Author: Jojo Moyes Published: 2012 Pages: 481
This book very much reminds me of Where Rainbows End. They are both romances about ordinary people who could so easily be real. This story is mainly narrated by Louisa Clark, a twenty-six-year-old who finds herself out of a job; in trying to find a new one, she meets Will Traynor, an adventure lover who was involved in an accident two years earlier and as a result is now a quadriplegic. Their personalities and upbringings could not be more different, but as they are forced to spend time together, they discover they have a lot more in common than they initially thought.
My expectations of this book were that it was going to be a lot more slushy and romantic than it was. As a hopeless romantic, I have no shame in admitting that I adore any “love conquers all” kind of storyline, however Jojo Moyes cleverly writes this book in a way which has its romantic moments, but also does not pretend love can solve everything. In a similar way to Where Rainbows End, it is frustrating because you want them to live happily every after, but their pain and emotion serves as a reminder that happily ever afters are not always so plausible.
Moyes’ writing is funny, relatable and heart-breakingly accurate. She manages to capture the story of Lou and Will in a way that has romantic moments but is not idealistic and does not deflect from the seriousness of Will’s injury. She uses their relationship to portray raw human desires and emotion. Lou discovers more of a purpose to her life through meeting Will and he in turn finds a reason to love life again. She presents extremely ordinary characters, in a somewhat unique, but not unheard of situation, and makes them loveable and relatable. The struggles they face are real and though the way they deal with them may be littered with faults, the reason it is such a page turner is because their faults become what you love about them.

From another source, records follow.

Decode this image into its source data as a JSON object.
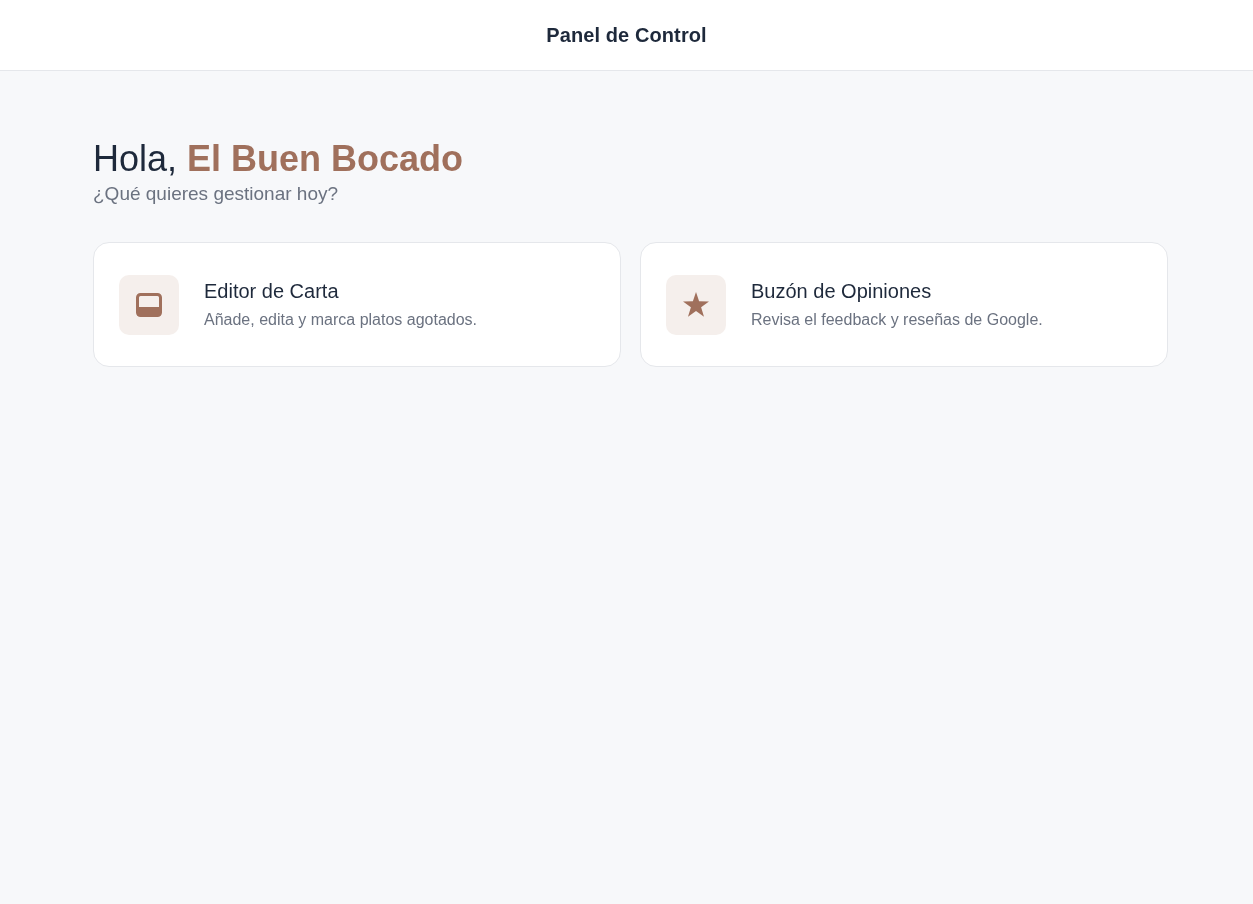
{
  "header": {
    "title": "Panel de Control"
  },
  "greeting": {
    "text": "Hola, **El Buen Bocado**",
    "subtitle": "¿Qué quieres gestionar hoy?"
  },
  "cards": [
    {
      "kind": "editor",
      "title": "Editor de Carta",
      "description": "Añade, edita y marca platos agotados."
    },
    {
      "kind": "reviews",
      "title": "Buzón de Opiniones",
      "description": "Revisa el feedback y reseñas de Google."
    }
  ]
}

The choice to switch narratives for a few of the chapters was an interesting one; at first I was horrified by the idea that I would now have to see the book develop through the eyes of someone other than Lou, but thankfully Moyes only writes from Camilla, Nathan, Treena and Steven’s perspective for a chapter each. This became a refreshing change of perspective and also a clever narrative tool to allow even more of Lou and Will’s relationship to be exposed. All the characters are affected by Will’s disability but what Moyes makes clear is that Will is affected the most. Only he can know the pain and suffering that he must endure, but equally, only he can throw himself back into life again. This did make me wonder why there wasn’t a chapter from Will’sperspective. As Moyes wants to emphasise that only Will knows what it is truly like to be a quadriplegic, it would have been nice to have some insight into his thoughts. But I suppose part of the beauty of Lou and Will’s relationship is that she becomes his voice, or rather, she becomes the only person who talks to him as the able bodied person he used to be and does not allow his injury to define him.

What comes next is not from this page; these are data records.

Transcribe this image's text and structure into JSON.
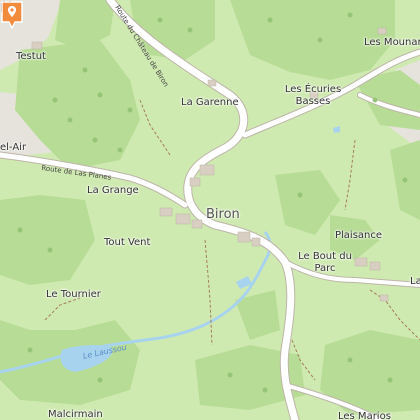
{
  "map": {
    "colors": {
      "meadow": "#cfeab0",
      "forest": "#b7dc95",
      "urban": "#e3e0d8",
      "road": "#ffffff",
      "road_casing": "#bdb5a8",
      "water": "#a8d3ef",
      "path": "#a57f5a",
      "marker": "#f28b3c"
    },
    "places": {
      "testut": "Testut",
      "les_mounar": "Les Mounar",
      "el_air": "el-Air",
      "la_garenne": "La Garenne",
      "les_ecuries_1": "Les Écuries",
      "les_ecuries_2": "Basses",
      "la_grange": "La Grange",
      "biron": "Biron",
      "tout_vent": "Tout Vent",
      "plaisance": "Plaisance",
      "bout_du_parc_1": "Le Bout du",
      "bout_du_parc_2": "Parc",
      "la_partial": "La",
      "le_tournier": "Le Tournier",
      "malcirmain": "Malcirmain",
      "les_marios": "Les Marios"
    },
    "roads": {
      "chateau": "Route du Château de Biron",
      "planes": "Route de Las Planes"
    },
    "waterways": {
      "laussou": "Le Laussou"
    },
    "icons": {
      "poi_marker": "location-pin-icon",
      "castle": "castle-icon",
      "trees": "tree-icon"
    }
  }
}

What I love is the honesty in Moyes’ writing and consequently in Lou’s narrative. She doesn’t make it picture perfect or pretend that Will’s injury is not a deafening blow on his life. What she does do is give a voice, and thus some control, to a man who felt he had lost control. Most of all she gives Will dignity in a time where he feels he has none, and for that alone, she has triumphed.